WORK INSTRUCTION –
Would you go through the records below and copy each line with the string "from"?

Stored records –
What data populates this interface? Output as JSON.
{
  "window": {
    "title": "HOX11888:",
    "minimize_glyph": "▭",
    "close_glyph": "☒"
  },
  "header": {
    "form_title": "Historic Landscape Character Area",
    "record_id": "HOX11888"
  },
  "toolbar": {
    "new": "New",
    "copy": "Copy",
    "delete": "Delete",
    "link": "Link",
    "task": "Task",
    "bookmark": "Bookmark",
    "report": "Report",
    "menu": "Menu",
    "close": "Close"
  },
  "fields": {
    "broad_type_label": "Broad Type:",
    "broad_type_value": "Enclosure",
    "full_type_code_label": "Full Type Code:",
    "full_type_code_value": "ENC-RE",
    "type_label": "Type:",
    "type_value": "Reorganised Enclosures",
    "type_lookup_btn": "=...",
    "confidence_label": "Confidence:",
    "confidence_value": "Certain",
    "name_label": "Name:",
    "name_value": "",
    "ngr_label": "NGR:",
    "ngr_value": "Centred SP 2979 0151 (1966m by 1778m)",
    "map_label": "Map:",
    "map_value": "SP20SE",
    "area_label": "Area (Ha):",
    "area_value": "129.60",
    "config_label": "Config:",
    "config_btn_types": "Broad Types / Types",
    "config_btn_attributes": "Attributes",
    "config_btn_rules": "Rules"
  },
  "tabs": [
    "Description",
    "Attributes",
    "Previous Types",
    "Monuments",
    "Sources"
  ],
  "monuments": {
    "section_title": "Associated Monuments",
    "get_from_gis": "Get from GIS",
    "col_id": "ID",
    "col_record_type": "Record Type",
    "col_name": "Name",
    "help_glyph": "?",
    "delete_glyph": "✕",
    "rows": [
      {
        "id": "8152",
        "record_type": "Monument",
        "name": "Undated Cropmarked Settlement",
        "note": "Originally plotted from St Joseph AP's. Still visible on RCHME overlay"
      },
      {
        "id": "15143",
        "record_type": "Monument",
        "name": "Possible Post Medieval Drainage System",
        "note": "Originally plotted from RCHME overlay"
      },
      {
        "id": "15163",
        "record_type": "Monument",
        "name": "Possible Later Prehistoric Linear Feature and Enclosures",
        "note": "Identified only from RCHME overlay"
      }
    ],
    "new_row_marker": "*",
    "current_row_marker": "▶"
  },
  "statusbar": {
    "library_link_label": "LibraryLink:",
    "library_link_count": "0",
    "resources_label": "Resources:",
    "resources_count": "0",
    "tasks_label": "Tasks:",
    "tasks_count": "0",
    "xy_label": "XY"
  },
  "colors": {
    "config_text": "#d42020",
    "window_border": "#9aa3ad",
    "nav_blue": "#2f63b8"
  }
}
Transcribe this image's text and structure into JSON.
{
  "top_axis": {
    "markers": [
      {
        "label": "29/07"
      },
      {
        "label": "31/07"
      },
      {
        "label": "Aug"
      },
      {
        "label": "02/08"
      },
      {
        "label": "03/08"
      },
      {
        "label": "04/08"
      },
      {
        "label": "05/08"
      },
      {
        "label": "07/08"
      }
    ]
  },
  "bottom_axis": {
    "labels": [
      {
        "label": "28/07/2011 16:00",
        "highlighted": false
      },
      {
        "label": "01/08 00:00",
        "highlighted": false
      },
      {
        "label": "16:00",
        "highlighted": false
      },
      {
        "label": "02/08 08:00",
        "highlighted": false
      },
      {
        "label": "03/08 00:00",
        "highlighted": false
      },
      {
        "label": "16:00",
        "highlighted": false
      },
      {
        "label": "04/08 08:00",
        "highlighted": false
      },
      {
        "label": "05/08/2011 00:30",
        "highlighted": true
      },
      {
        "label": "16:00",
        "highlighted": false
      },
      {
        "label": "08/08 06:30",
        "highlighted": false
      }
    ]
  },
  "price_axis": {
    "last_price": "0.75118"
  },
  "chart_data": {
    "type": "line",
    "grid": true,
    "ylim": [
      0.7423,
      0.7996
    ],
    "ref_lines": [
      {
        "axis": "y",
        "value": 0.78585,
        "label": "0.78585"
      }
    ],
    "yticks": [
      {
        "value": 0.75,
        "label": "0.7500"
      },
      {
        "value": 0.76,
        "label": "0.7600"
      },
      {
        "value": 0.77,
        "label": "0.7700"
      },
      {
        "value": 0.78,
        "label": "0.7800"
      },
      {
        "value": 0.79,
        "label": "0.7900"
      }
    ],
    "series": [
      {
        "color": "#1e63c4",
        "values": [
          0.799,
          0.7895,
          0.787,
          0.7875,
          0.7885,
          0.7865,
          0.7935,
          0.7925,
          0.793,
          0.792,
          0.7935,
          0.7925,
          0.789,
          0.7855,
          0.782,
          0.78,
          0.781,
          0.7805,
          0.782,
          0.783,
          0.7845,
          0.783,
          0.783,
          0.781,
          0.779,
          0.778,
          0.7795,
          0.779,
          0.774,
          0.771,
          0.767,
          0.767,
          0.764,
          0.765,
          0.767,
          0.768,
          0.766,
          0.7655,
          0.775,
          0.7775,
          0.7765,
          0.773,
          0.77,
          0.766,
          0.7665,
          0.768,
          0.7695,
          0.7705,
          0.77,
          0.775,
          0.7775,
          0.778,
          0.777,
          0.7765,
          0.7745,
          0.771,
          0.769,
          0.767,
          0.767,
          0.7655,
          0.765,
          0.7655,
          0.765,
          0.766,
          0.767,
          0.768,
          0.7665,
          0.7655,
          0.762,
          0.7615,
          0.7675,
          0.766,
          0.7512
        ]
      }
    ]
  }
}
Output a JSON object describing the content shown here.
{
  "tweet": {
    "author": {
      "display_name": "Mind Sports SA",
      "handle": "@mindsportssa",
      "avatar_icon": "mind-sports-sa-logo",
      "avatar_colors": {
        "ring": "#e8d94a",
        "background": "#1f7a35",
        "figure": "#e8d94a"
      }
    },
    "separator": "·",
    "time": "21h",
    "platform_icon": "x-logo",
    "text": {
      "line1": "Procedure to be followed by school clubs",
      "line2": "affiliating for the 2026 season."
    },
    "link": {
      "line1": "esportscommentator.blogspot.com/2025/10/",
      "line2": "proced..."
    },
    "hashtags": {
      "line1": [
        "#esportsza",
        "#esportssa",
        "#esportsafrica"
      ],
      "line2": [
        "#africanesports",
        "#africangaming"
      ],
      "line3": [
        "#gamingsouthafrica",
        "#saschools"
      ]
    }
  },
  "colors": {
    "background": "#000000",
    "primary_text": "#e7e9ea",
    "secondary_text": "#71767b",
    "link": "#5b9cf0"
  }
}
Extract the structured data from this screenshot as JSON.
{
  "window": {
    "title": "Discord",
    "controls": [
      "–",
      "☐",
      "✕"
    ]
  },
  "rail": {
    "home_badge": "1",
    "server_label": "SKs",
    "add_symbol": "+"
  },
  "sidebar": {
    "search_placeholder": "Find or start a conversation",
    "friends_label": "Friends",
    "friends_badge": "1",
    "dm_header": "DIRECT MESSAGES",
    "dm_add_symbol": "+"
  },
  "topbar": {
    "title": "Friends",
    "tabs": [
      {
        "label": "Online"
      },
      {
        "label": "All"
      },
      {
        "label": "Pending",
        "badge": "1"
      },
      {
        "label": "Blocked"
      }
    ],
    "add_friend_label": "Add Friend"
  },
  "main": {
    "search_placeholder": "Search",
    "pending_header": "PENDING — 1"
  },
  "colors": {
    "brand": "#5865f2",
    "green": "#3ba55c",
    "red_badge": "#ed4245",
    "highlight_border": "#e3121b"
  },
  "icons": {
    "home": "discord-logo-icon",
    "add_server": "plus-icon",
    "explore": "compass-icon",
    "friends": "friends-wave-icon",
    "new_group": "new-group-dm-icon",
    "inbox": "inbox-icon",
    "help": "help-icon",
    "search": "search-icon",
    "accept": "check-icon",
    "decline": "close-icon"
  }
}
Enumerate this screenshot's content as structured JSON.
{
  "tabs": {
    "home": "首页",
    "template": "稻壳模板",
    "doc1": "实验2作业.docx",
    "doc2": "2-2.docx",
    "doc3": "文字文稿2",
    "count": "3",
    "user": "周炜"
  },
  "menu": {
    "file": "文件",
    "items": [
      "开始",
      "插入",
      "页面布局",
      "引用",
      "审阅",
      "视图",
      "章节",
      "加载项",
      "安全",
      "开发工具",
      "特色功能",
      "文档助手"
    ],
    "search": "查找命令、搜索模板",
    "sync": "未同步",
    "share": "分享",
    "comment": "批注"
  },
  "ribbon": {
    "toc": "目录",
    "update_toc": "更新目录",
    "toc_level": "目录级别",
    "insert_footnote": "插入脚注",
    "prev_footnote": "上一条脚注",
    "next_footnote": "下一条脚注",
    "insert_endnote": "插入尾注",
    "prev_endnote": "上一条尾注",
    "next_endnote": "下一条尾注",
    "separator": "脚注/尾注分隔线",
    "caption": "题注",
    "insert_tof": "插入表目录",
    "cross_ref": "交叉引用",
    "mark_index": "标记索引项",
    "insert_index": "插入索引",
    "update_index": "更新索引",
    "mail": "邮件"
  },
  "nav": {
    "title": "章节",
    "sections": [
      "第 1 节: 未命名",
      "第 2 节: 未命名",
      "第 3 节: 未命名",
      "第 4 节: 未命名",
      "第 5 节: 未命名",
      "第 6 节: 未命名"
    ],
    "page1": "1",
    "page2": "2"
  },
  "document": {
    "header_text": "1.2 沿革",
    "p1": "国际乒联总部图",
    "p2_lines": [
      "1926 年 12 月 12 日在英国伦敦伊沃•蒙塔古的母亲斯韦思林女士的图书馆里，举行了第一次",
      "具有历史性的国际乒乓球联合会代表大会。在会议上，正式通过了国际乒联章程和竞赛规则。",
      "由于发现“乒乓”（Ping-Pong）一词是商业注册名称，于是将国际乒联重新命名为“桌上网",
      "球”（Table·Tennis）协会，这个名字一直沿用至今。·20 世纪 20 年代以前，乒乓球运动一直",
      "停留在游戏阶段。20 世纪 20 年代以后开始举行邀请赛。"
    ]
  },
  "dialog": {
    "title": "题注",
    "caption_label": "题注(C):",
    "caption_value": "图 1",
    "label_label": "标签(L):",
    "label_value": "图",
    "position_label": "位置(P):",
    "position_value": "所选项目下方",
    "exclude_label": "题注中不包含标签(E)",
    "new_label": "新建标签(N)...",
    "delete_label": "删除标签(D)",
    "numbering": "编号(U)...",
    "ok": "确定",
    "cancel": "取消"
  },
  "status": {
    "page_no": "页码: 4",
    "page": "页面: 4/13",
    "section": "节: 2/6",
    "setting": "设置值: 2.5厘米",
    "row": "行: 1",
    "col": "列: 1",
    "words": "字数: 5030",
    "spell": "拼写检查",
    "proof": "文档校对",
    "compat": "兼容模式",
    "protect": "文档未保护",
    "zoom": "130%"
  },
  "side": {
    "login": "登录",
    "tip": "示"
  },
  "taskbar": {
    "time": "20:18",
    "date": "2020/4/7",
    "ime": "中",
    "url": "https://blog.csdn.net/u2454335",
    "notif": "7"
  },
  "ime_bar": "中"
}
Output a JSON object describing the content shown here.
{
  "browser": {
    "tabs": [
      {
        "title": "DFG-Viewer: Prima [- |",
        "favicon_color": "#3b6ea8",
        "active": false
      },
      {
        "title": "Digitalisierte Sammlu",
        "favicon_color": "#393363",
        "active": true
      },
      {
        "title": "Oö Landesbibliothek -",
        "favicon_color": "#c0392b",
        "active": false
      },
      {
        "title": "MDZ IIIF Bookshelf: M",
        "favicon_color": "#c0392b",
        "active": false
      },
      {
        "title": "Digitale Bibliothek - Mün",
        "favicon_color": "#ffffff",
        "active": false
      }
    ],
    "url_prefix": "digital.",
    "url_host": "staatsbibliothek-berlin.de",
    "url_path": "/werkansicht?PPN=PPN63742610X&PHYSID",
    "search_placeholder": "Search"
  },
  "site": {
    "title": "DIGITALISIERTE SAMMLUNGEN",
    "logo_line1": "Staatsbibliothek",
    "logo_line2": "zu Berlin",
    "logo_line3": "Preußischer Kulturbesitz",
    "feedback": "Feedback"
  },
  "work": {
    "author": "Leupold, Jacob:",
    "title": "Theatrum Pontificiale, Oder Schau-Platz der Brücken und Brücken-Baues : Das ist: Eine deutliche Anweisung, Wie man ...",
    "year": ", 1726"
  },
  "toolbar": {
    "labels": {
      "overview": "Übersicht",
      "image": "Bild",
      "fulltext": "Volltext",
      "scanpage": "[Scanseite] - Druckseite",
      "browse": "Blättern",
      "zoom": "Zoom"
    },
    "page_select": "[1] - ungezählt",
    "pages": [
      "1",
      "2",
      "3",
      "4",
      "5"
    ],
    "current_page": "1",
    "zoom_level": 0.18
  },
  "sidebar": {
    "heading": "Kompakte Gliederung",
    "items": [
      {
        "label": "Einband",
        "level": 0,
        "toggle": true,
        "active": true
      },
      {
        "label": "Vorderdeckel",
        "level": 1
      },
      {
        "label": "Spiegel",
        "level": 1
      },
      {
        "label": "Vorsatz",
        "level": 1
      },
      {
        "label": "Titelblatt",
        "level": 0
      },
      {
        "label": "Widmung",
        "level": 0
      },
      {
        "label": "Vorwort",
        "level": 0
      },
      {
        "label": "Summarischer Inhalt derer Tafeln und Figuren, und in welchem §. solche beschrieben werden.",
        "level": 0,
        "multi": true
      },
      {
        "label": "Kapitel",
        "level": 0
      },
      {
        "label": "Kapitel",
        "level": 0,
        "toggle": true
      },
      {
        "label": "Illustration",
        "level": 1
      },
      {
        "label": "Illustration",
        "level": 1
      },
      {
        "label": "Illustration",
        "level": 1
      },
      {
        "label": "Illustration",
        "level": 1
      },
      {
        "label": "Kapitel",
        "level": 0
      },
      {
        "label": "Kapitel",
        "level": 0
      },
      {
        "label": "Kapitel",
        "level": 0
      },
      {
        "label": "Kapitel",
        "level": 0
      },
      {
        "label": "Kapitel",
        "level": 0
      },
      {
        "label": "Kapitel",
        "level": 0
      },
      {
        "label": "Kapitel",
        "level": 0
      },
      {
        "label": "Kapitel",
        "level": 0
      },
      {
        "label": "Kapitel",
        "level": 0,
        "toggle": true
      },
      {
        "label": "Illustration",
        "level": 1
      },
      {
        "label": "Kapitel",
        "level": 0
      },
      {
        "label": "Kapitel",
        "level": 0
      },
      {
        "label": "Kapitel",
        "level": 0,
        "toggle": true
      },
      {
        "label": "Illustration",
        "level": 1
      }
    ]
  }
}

YOUR SOLUTION –
    "get_from_gis": "Get from GIS",
        "note": "Originally plotted from St Joseph AP's. Still visible on RCHME overlay"
        "note": "Originally plotted from RCHME overlay"
        "note": "Identified only from RCHME overlay"
Extract the structured data from this screenshot as JSON.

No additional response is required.